Multiple Sclerosis (MS): MS is a disorder of the central nervous system and results in the destruction of brain cells. When multiple sclerosis occurs in a person whose age is over 60, it is known as primary MS. A patient with primary MS has no identifiable central nervous system symptoms and may have any one of the other MS symptoms. Healthcare providers use several different methods to diagnose MS. Some MS diagnostic tests require a patient to repeatedly perform some tasks, so a healthcare provider may order a series of tests to look for certain signs of relapsing or remitting MS.
Spasticity: MS is often associated with atrophy of muscles (spasticity), including reflexes and muscle tone. MS often produces an increased number of spasticity fibres in the brain and affects areas of vision. When the MS spasticity is detected through an MRI test, the healthcare provider will ask the patient to complete a visual task (such as recognizing a car) while standing or sitting. If there is a marked loss or distortion of the patient's vision, the healthcare provider will conduct additional testing.
Sexual dysfunction: MS often produces changes in the brain's neurological signals which impact on the sexual functions of a person. MS is often the result of spinal cord lesions, which can cause sexual dysfunction. The affected area in the brain will produce less nerve impulses (neurotransmitters) and the nerves in the spinal cord are damaged or destroyed. When the MS symptoms interfere with sexual function, the affected part of the brain has difficulty in connecting messages from the nerves and the brain. MS spasticity can also result in bladder and bowel incontinence.
Dysesthesia: MS frequently produces dysesthesia, which is the unpleasant sensations caused by numbness, tingling, or lack of sensation in a specific area of the body. When the MS symptoms worsen, this can cause discomfort when the area is touched, handled, or used. Sometimes, MS can worsen over time and produce more permanent damage to nerve tissue in the body (neurotoxic) which can further impair a person's ability to move. When MS become progressive, it can have devastating results on a person's quality of life.
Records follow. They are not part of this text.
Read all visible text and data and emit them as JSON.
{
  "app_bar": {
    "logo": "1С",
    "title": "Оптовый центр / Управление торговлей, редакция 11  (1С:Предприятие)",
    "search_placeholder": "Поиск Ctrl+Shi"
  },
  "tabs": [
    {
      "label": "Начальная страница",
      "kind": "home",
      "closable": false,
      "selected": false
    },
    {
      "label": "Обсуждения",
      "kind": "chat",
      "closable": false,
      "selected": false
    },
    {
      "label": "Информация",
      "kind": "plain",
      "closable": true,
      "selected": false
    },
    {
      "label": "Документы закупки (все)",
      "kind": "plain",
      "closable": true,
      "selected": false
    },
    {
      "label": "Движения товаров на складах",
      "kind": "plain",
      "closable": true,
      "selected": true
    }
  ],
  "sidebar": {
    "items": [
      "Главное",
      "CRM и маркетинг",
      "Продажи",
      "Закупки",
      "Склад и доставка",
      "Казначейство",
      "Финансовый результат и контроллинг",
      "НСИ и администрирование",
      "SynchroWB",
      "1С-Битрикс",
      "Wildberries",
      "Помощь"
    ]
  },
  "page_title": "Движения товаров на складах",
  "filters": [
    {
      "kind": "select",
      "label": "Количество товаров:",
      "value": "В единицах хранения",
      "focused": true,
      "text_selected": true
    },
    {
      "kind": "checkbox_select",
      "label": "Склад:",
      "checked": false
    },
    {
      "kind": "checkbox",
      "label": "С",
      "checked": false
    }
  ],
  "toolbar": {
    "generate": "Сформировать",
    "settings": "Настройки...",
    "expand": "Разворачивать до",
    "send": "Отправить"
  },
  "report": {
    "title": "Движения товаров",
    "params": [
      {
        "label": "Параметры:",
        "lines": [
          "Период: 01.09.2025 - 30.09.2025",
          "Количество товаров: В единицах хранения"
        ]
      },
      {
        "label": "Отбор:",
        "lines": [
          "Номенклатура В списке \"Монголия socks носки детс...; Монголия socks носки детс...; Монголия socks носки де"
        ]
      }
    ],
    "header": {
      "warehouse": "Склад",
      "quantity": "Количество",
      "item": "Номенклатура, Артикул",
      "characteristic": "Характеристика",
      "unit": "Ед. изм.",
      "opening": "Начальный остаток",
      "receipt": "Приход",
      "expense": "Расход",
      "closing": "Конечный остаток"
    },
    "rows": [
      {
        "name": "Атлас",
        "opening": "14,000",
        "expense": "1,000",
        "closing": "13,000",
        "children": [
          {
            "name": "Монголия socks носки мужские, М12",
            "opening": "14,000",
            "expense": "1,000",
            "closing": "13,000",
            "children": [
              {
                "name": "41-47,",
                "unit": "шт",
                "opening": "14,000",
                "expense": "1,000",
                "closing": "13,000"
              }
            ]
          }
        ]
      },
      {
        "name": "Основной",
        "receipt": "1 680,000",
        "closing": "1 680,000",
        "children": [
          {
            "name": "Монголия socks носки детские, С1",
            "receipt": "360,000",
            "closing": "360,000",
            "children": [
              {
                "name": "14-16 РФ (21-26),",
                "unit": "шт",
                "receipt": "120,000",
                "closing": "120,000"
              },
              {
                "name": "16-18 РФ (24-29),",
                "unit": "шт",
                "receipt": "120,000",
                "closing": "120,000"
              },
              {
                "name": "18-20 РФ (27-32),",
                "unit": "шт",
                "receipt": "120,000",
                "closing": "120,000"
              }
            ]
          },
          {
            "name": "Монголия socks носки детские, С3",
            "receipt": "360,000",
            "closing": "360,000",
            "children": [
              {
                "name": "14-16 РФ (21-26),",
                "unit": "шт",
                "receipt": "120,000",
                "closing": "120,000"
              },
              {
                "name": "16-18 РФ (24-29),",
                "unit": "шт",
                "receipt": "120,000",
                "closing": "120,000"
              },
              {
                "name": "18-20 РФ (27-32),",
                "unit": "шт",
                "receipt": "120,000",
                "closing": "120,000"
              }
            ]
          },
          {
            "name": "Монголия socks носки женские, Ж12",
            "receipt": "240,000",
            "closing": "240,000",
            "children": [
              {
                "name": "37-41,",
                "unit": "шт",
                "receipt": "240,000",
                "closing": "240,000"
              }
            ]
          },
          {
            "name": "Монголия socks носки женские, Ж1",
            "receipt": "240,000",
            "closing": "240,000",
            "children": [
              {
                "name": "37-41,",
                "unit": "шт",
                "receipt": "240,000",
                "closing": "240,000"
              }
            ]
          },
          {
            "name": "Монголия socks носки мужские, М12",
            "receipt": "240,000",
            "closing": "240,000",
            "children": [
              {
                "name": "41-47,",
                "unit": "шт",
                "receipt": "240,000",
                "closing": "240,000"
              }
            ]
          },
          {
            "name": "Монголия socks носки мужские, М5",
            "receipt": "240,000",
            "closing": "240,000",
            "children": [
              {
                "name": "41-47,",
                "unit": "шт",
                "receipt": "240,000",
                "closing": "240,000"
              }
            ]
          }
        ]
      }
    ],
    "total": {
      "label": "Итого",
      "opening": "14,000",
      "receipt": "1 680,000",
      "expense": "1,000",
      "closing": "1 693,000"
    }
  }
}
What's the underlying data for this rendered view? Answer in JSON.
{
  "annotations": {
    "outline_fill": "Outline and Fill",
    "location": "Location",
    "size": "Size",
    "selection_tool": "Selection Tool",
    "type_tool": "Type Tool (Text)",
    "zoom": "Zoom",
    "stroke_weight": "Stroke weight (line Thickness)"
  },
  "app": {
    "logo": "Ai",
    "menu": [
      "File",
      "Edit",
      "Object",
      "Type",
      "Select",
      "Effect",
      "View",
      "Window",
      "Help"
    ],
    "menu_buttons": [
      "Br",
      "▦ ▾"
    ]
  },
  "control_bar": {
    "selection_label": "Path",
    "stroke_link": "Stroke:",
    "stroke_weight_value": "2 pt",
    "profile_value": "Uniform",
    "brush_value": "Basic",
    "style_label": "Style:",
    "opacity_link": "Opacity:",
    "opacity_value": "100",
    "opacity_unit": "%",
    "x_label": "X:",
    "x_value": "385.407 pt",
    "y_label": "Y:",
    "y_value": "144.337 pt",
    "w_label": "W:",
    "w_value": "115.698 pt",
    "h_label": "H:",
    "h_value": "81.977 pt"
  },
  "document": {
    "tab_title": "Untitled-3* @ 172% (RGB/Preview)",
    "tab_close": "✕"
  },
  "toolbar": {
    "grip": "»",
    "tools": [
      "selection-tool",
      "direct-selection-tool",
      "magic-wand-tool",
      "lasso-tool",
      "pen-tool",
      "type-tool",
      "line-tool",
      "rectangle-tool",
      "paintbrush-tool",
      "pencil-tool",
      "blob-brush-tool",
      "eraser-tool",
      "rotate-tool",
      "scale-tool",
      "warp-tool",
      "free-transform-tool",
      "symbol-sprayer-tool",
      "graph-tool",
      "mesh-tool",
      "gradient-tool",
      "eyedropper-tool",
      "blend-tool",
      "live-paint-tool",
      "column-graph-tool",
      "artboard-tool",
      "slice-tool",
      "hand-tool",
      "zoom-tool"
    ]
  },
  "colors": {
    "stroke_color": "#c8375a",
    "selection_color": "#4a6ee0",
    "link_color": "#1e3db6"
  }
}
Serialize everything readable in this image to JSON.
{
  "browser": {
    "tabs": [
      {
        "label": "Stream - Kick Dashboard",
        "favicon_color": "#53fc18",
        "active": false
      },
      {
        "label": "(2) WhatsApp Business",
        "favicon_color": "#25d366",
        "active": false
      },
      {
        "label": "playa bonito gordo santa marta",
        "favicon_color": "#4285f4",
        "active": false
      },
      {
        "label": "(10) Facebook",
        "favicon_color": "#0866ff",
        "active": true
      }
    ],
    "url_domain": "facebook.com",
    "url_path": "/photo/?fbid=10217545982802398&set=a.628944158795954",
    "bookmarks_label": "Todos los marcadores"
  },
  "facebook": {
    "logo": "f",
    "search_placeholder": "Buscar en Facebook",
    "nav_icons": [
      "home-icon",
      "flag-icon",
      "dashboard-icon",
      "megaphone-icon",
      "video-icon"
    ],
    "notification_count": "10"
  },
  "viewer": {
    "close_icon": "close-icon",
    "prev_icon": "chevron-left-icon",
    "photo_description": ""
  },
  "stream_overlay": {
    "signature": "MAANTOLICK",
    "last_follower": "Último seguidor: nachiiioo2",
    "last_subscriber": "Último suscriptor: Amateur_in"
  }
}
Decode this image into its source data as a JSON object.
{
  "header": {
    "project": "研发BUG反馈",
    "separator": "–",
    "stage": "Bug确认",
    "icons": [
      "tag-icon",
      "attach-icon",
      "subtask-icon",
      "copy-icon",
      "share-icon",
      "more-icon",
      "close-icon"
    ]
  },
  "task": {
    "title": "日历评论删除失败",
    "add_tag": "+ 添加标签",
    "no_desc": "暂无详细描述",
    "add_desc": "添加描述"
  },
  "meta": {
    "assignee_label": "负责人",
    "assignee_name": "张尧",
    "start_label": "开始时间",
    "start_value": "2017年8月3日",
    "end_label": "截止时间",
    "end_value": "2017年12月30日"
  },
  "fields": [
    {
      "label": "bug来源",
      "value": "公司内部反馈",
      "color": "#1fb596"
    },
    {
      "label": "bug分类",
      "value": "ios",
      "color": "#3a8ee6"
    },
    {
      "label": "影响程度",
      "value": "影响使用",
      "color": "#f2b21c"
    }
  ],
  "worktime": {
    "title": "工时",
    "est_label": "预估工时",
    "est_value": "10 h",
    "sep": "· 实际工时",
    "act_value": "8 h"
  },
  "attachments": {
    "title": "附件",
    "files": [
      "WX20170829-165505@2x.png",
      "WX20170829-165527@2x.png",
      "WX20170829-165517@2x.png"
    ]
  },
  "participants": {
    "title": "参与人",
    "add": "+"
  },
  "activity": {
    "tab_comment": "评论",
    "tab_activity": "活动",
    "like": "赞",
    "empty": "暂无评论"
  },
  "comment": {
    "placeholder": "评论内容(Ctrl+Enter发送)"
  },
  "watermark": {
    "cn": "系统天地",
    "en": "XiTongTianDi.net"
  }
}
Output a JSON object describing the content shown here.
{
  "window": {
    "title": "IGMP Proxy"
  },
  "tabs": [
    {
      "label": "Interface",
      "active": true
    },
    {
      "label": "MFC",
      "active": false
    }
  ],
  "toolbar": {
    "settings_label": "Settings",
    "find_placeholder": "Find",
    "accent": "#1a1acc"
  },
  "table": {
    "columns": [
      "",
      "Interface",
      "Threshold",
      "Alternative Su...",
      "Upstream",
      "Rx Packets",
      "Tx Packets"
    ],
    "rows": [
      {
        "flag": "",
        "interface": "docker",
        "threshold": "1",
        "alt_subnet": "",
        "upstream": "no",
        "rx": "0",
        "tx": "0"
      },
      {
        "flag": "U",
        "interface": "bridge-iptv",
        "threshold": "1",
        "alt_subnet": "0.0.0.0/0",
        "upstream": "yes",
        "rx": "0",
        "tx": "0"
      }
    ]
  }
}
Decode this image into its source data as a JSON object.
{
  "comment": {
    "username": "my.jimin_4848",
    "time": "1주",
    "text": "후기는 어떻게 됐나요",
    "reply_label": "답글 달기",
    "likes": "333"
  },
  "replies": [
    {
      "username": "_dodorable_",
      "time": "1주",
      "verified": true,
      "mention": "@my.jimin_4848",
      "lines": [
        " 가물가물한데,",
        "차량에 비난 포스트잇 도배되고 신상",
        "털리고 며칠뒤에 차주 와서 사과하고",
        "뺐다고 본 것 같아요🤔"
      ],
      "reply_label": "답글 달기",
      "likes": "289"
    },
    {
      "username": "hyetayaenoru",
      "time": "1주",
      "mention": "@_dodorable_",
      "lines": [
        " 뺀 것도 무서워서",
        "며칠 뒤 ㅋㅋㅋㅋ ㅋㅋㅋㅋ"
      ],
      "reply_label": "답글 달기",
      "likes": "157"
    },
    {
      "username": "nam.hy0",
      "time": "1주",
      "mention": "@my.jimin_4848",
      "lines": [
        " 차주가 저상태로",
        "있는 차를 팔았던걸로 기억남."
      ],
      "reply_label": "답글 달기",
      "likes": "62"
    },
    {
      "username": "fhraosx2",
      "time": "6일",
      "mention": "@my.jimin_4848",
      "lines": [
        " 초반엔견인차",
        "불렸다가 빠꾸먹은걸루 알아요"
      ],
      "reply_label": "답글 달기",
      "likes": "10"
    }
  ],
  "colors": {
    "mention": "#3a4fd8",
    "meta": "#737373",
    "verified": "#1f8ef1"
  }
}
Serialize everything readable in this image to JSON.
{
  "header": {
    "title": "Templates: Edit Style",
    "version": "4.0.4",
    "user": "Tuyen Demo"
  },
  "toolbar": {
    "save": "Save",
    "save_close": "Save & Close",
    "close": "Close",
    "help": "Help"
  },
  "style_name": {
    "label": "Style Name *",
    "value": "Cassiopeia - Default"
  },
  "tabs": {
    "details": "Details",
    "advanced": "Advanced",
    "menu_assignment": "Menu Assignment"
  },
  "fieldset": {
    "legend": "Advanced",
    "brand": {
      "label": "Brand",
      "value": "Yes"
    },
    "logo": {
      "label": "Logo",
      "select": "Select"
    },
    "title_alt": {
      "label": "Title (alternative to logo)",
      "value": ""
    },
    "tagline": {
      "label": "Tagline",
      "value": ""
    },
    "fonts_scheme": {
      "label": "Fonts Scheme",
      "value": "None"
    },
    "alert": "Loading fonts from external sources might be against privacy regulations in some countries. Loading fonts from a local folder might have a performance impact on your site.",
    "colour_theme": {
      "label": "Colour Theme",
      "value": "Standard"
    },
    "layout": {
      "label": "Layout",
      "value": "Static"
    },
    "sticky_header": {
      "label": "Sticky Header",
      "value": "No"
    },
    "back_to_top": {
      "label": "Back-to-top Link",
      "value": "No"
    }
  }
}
These MS symptoms should be considered when planning for your walk - your gait, your balance, and your perception of touch. Be sure to check in with your healthcare provider regularly, particularly if you're having difficulty walking, especially since MS can progress over time. Remember that these issues can worsen and become more disabling as you age. If you suspect that your MS has worsened, it is important that you consult your healthcare provider quickly so that you can start taking action to slow down the progression of your disease and improve your quality of life.
Oren Zarif - Psychokinesis